■ To do
Using the records below, find every line that includes "City" and copy it.

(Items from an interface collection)
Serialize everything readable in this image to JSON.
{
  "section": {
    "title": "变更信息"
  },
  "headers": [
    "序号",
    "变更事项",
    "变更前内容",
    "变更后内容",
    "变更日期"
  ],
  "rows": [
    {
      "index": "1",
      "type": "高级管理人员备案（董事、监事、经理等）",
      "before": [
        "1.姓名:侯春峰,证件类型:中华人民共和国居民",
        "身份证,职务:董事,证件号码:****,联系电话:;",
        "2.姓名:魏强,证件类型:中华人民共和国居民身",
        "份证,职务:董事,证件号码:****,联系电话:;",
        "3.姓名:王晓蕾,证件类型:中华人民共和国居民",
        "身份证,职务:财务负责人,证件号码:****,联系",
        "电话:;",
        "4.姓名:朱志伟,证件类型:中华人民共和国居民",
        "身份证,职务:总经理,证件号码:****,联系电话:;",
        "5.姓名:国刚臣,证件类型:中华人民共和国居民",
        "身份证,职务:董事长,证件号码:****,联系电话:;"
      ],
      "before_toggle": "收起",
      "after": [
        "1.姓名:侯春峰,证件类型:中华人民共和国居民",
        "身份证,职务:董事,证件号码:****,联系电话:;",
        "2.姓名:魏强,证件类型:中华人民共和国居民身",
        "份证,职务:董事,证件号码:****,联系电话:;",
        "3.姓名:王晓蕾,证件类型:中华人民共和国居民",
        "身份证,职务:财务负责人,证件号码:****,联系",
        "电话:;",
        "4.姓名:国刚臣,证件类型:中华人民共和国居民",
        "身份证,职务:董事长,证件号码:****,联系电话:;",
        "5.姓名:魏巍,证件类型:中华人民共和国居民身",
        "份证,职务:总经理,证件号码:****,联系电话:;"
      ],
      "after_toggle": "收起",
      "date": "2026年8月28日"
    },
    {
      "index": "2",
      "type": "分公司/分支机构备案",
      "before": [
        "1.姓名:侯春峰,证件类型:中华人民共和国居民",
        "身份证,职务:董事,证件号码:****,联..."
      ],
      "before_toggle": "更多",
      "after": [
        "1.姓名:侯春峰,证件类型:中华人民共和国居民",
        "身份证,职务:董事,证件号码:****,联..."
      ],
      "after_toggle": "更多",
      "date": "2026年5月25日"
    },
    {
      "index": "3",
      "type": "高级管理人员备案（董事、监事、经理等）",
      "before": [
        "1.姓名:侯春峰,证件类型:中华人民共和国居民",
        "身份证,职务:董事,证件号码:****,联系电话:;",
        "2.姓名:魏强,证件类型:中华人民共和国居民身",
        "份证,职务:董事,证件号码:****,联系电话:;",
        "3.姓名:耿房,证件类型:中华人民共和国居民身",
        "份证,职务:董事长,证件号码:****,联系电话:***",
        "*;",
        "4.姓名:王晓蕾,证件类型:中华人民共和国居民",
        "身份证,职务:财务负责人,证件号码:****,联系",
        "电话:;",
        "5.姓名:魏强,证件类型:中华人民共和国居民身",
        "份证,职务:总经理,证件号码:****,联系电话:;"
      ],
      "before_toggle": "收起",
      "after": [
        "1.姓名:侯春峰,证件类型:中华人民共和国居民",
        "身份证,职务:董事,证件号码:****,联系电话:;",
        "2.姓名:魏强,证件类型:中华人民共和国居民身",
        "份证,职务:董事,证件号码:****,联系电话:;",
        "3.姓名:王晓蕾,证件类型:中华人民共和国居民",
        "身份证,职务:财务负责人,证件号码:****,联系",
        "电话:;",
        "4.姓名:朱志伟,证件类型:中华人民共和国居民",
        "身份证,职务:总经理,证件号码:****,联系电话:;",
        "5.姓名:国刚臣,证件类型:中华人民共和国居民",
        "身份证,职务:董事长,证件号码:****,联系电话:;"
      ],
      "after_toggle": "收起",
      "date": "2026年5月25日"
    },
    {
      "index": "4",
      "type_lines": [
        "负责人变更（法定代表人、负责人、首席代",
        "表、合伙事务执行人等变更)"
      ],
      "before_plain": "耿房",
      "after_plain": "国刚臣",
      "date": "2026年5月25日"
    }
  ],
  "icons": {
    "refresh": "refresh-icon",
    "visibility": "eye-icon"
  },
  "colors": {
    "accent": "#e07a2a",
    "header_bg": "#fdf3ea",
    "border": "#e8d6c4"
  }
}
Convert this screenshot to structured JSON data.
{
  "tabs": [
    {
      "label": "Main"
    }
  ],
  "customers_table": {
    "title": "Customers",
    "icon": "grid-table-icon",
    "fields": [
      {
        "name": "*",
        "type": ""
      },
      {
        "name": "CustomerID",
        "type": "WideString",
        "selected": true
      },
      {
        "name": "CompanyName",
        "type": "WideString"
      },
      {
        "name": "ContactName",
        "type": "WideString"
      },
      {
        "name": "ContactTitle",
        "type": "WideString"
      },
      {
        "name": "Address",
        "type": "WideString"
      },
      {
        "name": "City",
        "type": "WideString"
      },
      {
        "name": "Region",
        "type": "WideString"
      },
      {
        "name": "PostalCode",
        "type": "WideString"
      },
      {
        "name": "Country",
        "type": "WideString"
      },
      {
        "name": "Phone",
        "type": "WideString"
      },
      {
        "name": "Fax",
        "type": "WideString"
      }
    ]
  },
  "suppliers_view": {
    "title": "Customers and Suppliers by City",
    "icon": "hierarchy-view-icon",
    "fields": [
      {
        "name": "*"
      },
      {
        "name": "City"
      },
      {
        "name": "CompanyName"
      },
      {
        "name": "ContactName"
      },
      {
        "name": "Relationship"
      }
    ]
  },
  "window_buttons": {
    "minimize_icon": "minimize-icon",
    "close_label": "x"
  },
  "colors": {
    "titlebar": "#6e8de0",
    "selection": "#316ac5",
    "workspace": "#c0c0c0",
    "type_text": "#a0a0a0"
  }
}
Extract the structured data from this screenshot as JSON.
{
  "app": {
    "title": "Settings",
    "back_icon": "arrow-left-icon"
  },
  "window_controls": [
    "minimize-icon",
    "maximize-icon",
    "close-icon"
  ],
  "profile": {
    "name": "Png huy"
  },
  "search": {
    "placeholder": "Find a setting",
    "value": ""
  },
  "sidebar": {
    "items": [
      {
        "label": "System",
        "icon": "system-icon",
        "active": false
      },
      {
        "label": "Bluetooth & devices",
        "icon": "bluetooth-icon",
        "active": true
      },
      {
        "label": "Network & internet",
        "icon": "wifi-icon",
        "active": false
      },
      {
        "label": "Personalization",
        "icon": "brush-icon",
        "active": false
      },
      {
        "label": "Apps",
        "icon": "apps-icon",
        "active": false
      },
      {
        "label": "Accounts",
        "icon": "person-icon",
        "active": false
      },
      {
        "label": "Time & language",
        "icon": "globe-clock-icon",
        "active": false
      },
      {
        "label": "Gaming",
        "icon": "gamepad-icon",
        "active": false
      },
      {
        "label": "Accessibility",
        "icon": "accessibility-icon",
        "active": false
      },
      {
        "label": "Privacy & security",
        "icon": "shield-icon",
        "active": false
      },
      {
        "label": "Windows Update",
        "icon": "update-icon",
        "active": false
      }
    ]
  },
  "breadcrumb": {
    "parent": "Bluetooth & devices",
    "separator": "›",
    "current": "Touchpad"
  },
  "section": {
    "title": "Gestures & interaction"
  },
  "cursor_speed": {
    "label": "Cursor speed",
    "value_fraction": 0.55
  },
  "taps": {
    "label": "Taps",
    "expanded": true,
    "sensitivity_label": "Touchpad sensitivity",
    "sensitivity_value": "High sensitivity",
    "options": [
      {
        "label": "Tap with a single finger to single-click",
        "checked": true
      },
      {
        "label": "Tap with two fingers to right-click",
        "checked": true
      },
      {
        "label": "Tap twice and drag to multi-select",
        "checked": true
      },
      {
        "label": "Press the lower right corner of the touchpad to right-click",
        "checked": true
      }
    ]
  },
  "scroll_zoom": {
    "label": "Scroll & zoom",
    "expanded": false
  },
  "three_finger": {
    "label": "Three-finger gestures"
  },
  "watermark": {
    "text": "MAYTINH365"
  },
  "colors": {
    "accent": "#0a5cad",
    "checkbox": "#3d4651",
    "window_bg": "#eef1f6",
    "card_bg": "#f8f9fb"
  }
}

■ Exercise response
        "name": "City",
    "title": "Customers and Suppliers by City",
        "name": "City"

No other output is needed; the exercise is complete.